The international snafu kept Harouna grounded in his home country of Niger in western Africa, where he had gone during the summer break, he said.
On Aug. 21 in Niamey, the capital of Niger, U.S. officials told Harouna his student visa was temporarily revoked during a routine review of his passport, immigration status and university enrollment.
Harouna said he was shocked when U.S. embassy personnel told him they needed to validate that he was, in fact, a Miami University student-athlete and not a human rights activist of the same name sought by the Nigerien government.
According to the website of the organization Front Line Defenders, Abdoulaye Harouna is a “human rights defender” and member of ACTICE (the Association for the Defense of the Rights of Consumers to Information Technology, Communication and Energy). He and two other activists were reportedly arrested during a protest against economic legislation that would “drastically increase the cost of living for many of those already living in poverty,” according to the site.
An email to Front Line Defenders requesting more information on the arrest went unanswered.
The basketball player said his name is common in Niger. Both Harounas reside in Niamey, lending to the confusion.
Mike Roth, assistant communications director for men’s basketball, said the university tried to work with both the U.S. embassy and Nigerien government over this dispute but largely “left the situation alone.”
Roth said the restriction on Harouna was out of Miami’s control and there was nothing to do but let the government proceed with its protocol. Miami’s efforts in speeding up the process of getting Harouna back to the States included constant communication between the university council, U.S. Embassy and Nigerien government, he said.
Harouna said the incident left him surprised and angry.
“When they saw everything was okay, they told me my visa is approved but that they can’t give it to me right away until they verified that I wasn’t the guy they were looking for,” he said. In his 10 years of playing basketball on a student visa, this was the first time he ran into immigration issues.
Miami athletic officials had not revealed the cause of Harouna’s abrupt disappearance and his name remained on the roster during the fall season. In January, the team announced Harouna had reenrolled and would be able to play out his senior season in fall 2018 instead.
For Harouna, the real frustration came from worrying that his career in basketball was in jeopardy. NCAA rules allow only four seasons of competition, of which the 2017-18 would have been his last. By the time the United States released Harouna from limbo, the season was well under way and Harouna was unable to rejoin the team.
But the saga ended well. Upon Harouna’s return, Miami University athletics worked to arrange to give Harouna back his final season of competition.

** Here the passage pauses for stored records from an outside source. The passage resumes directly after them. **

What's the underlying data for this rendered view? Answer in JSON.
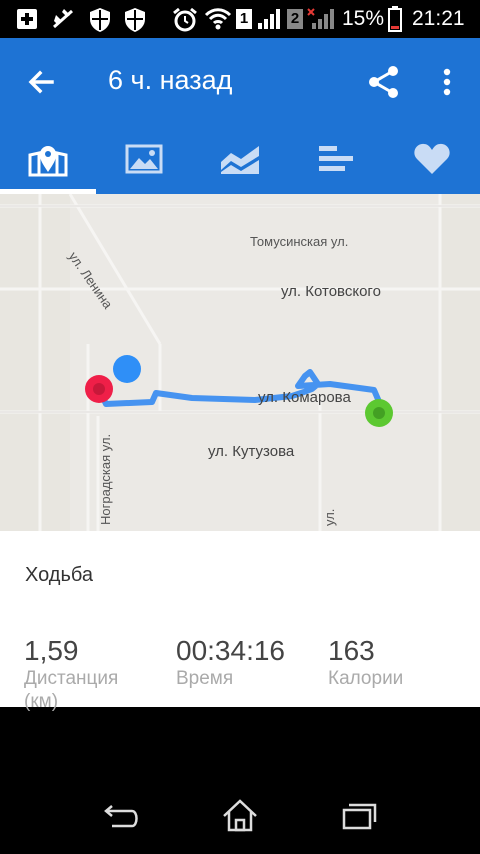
{
  "status_bar": {
    "sim1_label": "1",
    "sim2_label": "2",
    "battery": "15%",
    "time": "21:21",
    "icons": [
      "plus-box-icon",
      "no-signal-icon",
      "shield-icon",
      "shield-icon",
      "alarm-icon",
      "wifi-icon",
      "signal-icon",
      "battery-icon"
    ]
  },
  "app_bar": {
    "title": "6 ч. назад",
    "color": "#1e73d4"
  },
  "tabs": [
    {
      "name": "map",
      "icon": "map-pin-icon",
      "active": true
    },
    {
      "name": "photos",
      "icon": "image-icon",
      "active": false
    },
    {
      "name": "charts",
      "icon": "area-chart-icon",
      "active": false
    },
    {
      "name": "splits",
      "icon": "bars-icon",
      "active": false
    },
    {
      "name": "favorite",
      "icon": "heart-icon",
      "active": false
    }
  ],
  "map": {
    "streets": [
      "Томусинская ул.",
      "ул. Котовского",
      "ул. Ленина",
      "ул. Комарова",
      "ул. Кутузова",
      "Ноградская ул.",
      "ул."
    ],
    "route_color": "#3d8ef0",
    "start_color": "#5cc831",
    "end_color": "#ef1f48",
    "location_color": "#2f8ff7"
  },
  "activity": {
    "type": "Ходьба",
    "stats": [
      {
        "value": "1,59",
        "label": "Дистанция"
      },
      {
        "value": "00:34:16",
        "label": "Время"
      },
      {
        "value": "163",
        "label": "Калории"
      }
    ],
    "distance_unit_partial": "(км)"
  },
  "nav_bar": {
    "buttons": [
      "back-icon",
      "home-icon",
      "recents-icon"
    ]
  }
}
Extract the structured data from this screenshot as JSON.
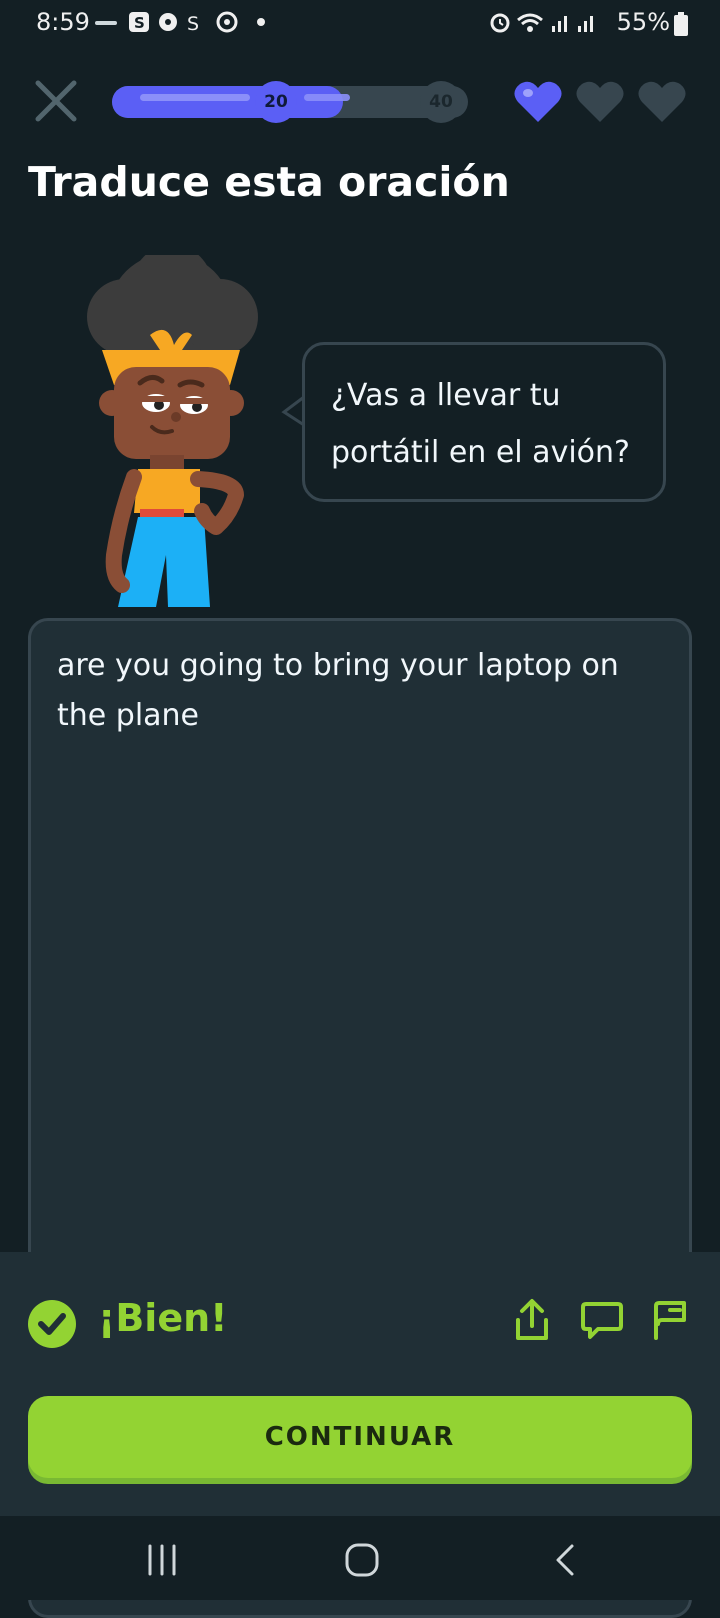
{
  "status_bar": {
    "time": "8:59",
    "battery": "55%",
    "left_icons": [
      "coursera-icon",
      "s-app-icon",
      "gear-app-icon",
      "s-loop-icon",
      "target-app-icon",
      "dot-icon"
    ],
    "right_icons": [
      "alarm-icon",
      "wifi-icon",
      "signal-icon",
      "signal-icon",
      "battery-icon"
    ]
  },
  "header": {
    "progress_label_current": "20",
    "progress_label_goal": "40",
    "progress_fraction": 0.65,
    "hearts_filled": 1,
    "hearts_total": 3
  },
  "title": "Traduce esta oración",
  "prompt": {
    "text": "¿Vas a llevar tu portátil en el avión?"
  },
  "answer": {
    "text": "are you going to bring your laptop on the plane"
  },
  "feedback": {
    "text": "¡Bien!",
    "status": "correct",
    "actions": [
      "share-icon",
      "comment-icon",
      "report-flag-icon"
    ]
  },
  "continue_label": "CONTINUAR",
  "colors": {
    "background": "#131f24",
    "accent_blue": "#5b5ff5",
    "success_green": "#93d333",
    "panel": "#202f36",
    "border": "#37464f"
  }
}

Katherine Lawrence, academic coordinator for men’s basketball, said Harouna received a “missed-term exemption … only granted in cases of missing a semester due to circumstances out of his control.”

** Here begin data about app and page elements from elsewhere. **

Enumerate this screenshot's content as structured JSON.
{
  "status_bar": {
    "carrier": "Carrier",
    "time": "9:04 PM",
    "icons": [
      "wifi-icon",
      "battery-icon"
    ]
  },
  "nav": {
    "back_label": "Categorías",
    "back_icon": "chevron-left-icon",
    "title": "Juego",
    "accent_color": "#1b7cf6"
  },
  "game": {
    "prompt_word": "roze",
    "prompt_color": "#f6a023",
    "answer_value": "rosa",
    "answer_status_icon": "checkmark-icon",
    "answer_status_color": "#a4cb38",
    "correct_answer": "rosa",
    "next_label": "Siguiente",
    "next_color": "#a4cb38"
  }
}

Harouna intends to use this opportunity as motivation to be drafted into a professional league.